3. Johnson L, Ezekielian J. Use of a professional practice model to illuminate the importance of relationships.Creat Nurs. 2014;20:127-136.
4. Hoffart N, Woods CQ. Elements of a nursing professional practice model. J Prof Nurs. 1996;12:354-364.
5. Arford PH, Zone-Smith L. Organizational commitment to professional practice models. J Nurs Adm. 2005;35:467-472.
6. Koloroutis M. Introduction. In: Koloroutis M, ed. Relationship-Based Care: A Model for Transforming Practice. Minneapolis, MN: Creative Health Care Management, Inc; 2011:1-22.
7. Cropley S. The relationship-based care model: evaluation of the impact on patient satisfaction, length of stay, and readmission rates. J Nurs Adm. 2012; 42:333-339.
8. Manthey M. The 40th anniversary of primary nursing: setting the record straight. Creat Nurs. 2009;15:36-38.
9. Tiedeman ME, Lookinland S. Traditional models of care delivery: what have we learned? J Nurs Adm. 2004;34:291-297.
10. Paskett ED, Harrop JP, Wells KJ. Patient navigation: an update on the state of the science. CA Cancer J Clin. 2011;61:237-249.
11. Wagner EH, Ludman EJ, Bowles A, et al. Nurse navigators in early cancer care: a randomized, controlled trial.J Clin Oncol. 2014;32:12-18.
Patient Flow Through Ambulatory and Inpatient Care Environments Utilizing the Care Coordination Note
Initial diagnosis: primary nurse assigned as patient is roomed
- Establish primary nurse relationship
- Introduce the nursing plan of care
- Gather information from patient and place into the electronic medical record (EMR)
Patient is seen by nurse practitioner
- Preoperative teaching completed
- Primary nurse communicates to other members of the patient care team (ie, associate nurses, patient care resource managers, social workers) through documentation in the care coordination note (CCN) in the EMR
Associate nurse admits patient from postanesthesia care unit
- Checks CCN
- Discusses plan of care with patient
- Reinforce education on discharge
- Advise patient to expect a follow-up phone call 24-48 hours after discharge
- CCN updated in EMR by associate nurse with any issues encountered during hospital stay (ie, pain, nausea and vomiting, anxiety, problems with anesthesia)
Follow-up Phone Call
Phone call to be made by associate nurse or other designee
- Will utilize call-back tool in EMR
- This will be reviewed in ambulatory setting by primary nurse
Primary nurse reviews CCN
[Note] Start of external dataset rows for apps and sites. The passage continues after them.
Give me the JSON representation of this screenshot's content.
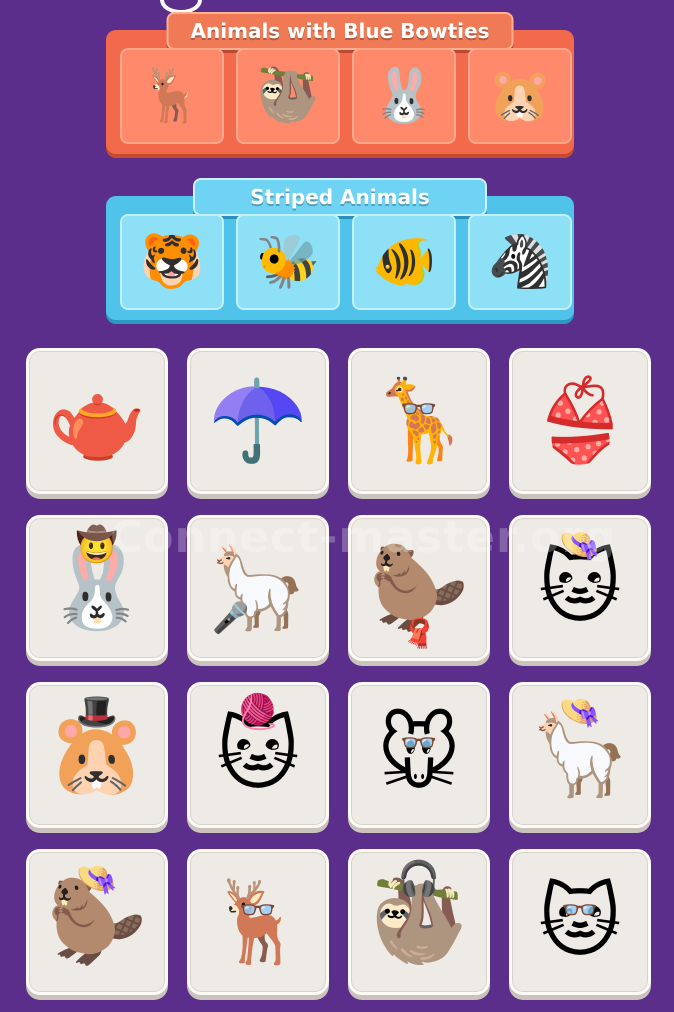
{
  "groups": [
    {
      "title": "Animals with Blue Bowties",
      "slots": [
        {
          "icon": "deer-with-blue-bowtie",
          "glyph": "🦌"
        },
        {
          "icon": "sloth-with-blue-bowtie",
          "glyph": "🦥"
        },
        {
          "icon": "rabbit-with-hat-and-blue-bowtie",
          "glyph": "🐰"
        },
        {
          "icon": "hamster-with-blue-bowtie",
          "glyph": "🐹"
        }
      ]
    },
    {
      "title": "Striped Animals",
      "slots": [
        {
          "icon": "tiger",
          "glyph": "🐯"
        },
        {
          "icon": "bee",
          "glyph": "🐝"
        },
        {
          "icon": "striped-fish",
          "glyph": "🐠"
        },
        {
          "icon": "zebra",
          "glyph": "🦓"
        }
      ]
    }
  ],
  "tiles": [
    {
      "icon": "polka-dot-teapot",
      "glyph": "🫖"
    },
    {
      "icon": "polka-dot-umbrella",
      "glyph": "☂️"
    },
    {
      "icon": "giraffe-with-red-glasses",
      "glyph": "🦒",
      "acc": "👓",
      "acc_pos": "glasses"
    },
    {
      "icon": "polka-dot-bikini",
      "glyph": "👙"
    },
    {
      "icon": "rabbit-with-red-cowboy-hat",
      "glyph": "🐰",
      "acc": "🤠",
      "acc_pos": "hat"
    },
    {
      "icon": "llama-singer-with-microphone",
      "glyph": "🦙",
      "acc": "🎤",
      "acc_pos": "mic"
    },
    {
      "icon": "beaver-with-flower-crown-and-scarf",
      "glyph": "🦫",
      "acc": "🧣",
      "acc_pos": "neck"
    },
    {
      "icon": "cat-with-pink-hat",
      "glyph": "🐱",
      "acc": "👒",
      "acc_pos": "hat"
    },
    {
      "icon": "hamster-with-pink-top-hat",
      "glyph": "🐹",
      "acc": "🎩",
      "acc_pos": "hat"
    },
    {
      "icon": "cat-with-beanie-and-scarf",
      "glyph": "🐱",
      "acc": "🧶",
      "acc_pos": "hat"
    },
    {
      "icon": "mouse-with-red-glasses",
      "glyph": "🐭",
      "acc": "👓",
      "acc_pos": "glasses"
    },
    {
      "icon": "llama-with-pink-hat",
      "glyph": "🦙",
      "acc": "👒",
      "acc_pos": "hat"
    },
    {
      "icon": "meerkat-with-red-hat",
      "glyph": "🦫",
      "acc": "👒",
      "acc_pos": "hat"
    },
    {
      "icon": "deer-with-red-glasses-and-bowtie",
      "glyph": "🦌",
      "acc": "👓",
      "acc_pos": "glasses"
    },
    {
      "icon": "sloth-with-headphones-and-beanie",
      "glyph": "🦥",
      "acc": "🎧",
      "acc_pos": "hat"
    },
    {
      "icon": "cat-with-red-glasses",
      "glyph": "🐱",
      "acc": "👓",
      "acc_pos": "glasses"
    }
  ],
  "watermark": "Connect-master.org",
  "colors": {
    "background": "#5a2e8a",
    "orange_group": "#f26a4b",
    "blue_group": "#4fc3ea",
    "tile": "#eeebe6"
  }
}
- Discusses patient concerns
- Reinforces postoperative education
- Reinforces need for physical restriction
- Makes note regarding any specific educational needs
- Updates CCN in the EMR, if necessary